That being said, the research letter’s authors believe more extensive, randomized studies may be needed to establish efficacy and drug survival of risankizumab 75 mg among different populations.
This research letter was authored by Tsen-Fang Tsai, MD, and Chang-Yu Hsieh, from the Department of Dermatology at National Taiwan University Hospital in Taipei. Tsai and Hsieh stated that biologic use has become a significant element of psoriasis treatment.
“The use of biologics in recent decades has revolutionized the treatment of psoriasis,” Tsai and colleagues wrote. “However, the high cost poses a significant barrier to patients who do not have access to reimbursed biologics.”
Consequently, the investigators sought to examine alternative biologics to secukinumab—an interleukin (IL)-17A blocker—as it is the only biologic that can be applied in reduced doses.
The investigators noted that IL-17 and IL-23 inhibitors are known for being safe and efficacious, with its lower dose option being 150 mg every 4 weeks following an initial loading dose. This lower dosage of the drug is particularly beneficial for psoriasis patients with lower body weight or who have not previously been treated with biologics.
The research team noted that risankizumab—an IL-23 blocker—has been evaluated in reduced doses previously, adding that a prior study found that there were comparable PASI-75 and 90 responses in patients being given either 75 mg or 150 mg. As a result of this, risankizumab 75 mg dosing every 12 weeks has been approved for treatment in Japan.
For this study, the team conducted a retrospective analysis of 7 patients who had been given reduced doses of secukinumab prior to risankizumab, although they were still administered at the recommended frequencies.
The patient group consisted of 6 females and a single male, with a mean age of 47.6 ± 18.5 years and a mean weight of 58.9 ± 7.2 kg. Among the patients, 4 were untreated with biologics prior to the study, and the remaining patients had received various biologics including etanercept, adalimumab, and ustekinumab before secukinumab.
All of the included patients showed a static Physician's Global Assessment (sPGA) score of 2 – 3 and a mean PASI score of 6.6 ± 4.4 prior to initiation of secukinumab at a dose of 150 mg.
The investigators switched 7 patients who had been using secukinumab 150 mg for varying periods of time (from 16 weeks up to 4 years) to risankizumab 75 mg due to inadequate response or secondary failure of secukinumab.
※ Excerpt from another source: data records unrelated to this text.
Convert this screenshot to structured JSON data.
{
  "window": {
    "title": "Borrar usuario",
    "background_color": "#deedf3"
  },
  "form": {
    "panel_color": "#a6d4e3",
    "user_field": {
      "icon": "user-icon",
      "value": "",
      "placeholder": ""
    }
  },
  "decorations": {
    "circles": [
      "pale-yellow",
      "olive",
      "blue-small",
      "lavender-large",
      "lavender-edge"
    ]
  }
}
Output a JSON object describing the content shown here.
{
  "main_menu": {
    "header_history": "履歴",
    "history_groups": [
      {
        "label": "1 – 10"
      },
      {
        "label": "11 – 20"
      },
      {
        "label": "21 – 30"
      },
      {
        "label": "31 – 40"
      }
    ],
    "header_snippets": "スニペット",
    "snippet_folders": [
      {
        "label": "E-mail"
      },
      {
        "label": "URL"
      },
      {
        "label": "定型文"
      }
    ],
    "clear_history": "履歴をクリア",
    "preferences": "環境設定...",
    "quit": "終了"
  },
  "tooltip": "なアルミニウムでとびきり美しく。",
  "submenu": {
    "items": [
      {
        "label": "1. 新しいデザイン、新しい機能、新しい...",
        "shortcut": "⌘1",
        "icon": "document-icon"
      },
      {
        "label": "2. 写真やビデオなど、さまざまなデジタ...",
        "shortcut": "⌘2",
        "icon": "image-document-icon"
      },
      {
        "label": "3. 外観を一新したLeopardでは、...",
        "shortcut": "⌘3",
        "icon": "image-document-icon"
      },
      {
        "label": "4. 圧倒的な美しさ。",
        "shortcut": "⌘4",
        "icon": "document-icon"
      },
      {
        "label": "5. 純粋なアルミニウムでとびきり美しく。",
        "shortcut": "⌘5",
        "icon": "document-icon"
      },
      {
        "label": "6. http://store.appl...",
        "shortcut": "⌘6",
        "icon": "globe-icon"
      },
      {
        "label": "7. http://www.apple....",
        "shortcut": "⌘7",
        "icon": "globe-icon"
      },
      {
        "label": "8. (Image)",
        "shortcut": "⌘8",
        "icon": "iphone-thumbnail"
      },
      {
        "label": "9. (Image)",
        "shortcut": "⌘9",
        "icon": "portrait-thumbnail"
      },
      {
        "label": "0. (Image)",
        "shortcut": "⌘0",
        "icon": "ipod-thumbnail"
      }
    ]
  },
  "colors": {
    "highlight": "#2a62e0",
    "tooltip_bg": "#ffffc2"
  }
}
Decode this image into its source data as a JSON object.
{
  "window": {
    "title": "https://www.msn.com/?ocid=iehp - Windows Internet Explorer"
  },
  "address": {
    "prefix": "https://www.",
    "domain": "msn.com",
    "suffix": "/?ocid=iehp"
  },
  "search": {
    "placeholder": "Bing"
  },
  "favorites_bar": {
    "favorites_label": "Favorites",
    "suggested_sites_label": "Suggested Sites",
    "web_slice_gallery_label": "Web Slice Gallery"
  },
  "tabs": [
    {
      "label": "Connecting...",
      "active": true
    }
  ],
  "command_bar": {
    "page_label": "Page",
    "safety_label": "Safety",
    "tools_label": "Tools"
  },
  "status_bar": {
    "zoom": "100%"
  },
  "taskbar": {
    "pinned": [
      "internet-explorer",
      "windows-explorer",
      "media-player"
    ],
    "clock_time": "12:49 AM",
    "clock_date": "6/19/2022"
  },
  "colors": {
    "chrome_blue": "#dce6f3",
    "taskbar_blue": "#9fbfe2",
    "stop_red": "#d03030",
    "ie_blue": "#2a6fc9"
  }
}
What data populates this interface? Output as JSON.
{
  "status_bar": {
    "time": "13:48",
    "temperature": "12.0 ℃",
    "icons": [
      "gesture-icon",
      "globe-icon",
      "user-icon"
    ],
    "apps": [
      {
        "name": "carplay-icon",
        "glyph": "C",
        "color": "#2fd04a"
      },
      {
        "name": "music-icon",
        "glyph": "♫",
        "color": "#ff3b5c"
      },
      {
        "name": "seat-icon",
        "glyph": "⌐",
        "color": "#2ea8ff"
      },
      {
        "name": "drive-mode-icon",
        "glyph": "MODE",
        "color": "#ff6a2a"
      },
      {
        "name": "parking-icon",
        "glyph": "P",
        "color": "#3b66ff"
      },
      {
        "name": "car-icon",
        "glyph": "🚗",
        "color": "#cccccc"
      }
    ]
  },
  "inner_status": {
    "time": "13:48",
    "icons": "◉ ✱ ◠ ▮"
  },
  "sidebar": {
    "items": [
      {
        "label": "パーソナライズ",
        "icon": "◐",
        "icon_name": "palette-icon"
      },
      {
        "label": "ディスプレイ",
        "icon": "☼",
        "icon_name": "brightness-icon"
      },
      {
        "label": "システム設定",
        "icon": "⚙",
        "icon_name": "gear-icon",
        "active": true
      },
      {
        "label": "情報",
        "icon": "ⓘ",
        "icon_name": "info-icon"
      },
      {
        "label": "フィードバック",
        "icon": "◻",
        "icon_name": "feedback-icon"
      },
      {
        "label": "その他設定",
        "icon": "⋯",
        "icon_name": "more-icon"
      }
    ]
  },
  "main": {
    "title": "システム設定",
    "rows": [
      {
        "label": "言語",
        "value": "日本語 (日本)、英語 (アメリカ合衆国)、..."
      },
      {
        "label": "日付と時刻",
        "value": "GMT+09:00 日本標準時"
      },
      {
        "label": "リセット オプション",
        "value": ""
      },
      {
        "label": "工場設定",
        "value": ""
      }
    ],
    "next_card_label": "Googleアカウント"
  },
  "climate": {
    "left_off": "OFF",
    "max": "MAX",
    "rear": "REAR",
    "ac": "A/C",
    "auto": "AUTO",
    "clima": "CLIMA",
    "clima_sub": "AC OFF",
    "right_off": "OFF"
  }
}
They switched 6 patients without interruption, while 1 patient resumed risankizumab a year after they stopped secukinumab.
Although 3 patients achieved PASI-75 scores and 1 showed a PASI-100 response after using secukinumab for over 52 weeks, the researchers noted that all of the patients experienced secondary failure. After switching to risankizumab, the team found that all had decreased PASI scores.
Additionally, 2 achieved PASI-100 and three achieved PASI-90 response at week 52. No one discontinued risankizumab as a result of any adverse effects.
Overall, the investigators note that their findings align with those of the previous aIMM study and suggest that switching from secukinumab to risankizumab at reduced doses may benefit those who did not adequately respond to secukinumab.2
“Further larger randomized studies are required to confirm the efficacy and drug survival of RZB75, especially in other ethnic groups,” the investigators wrote.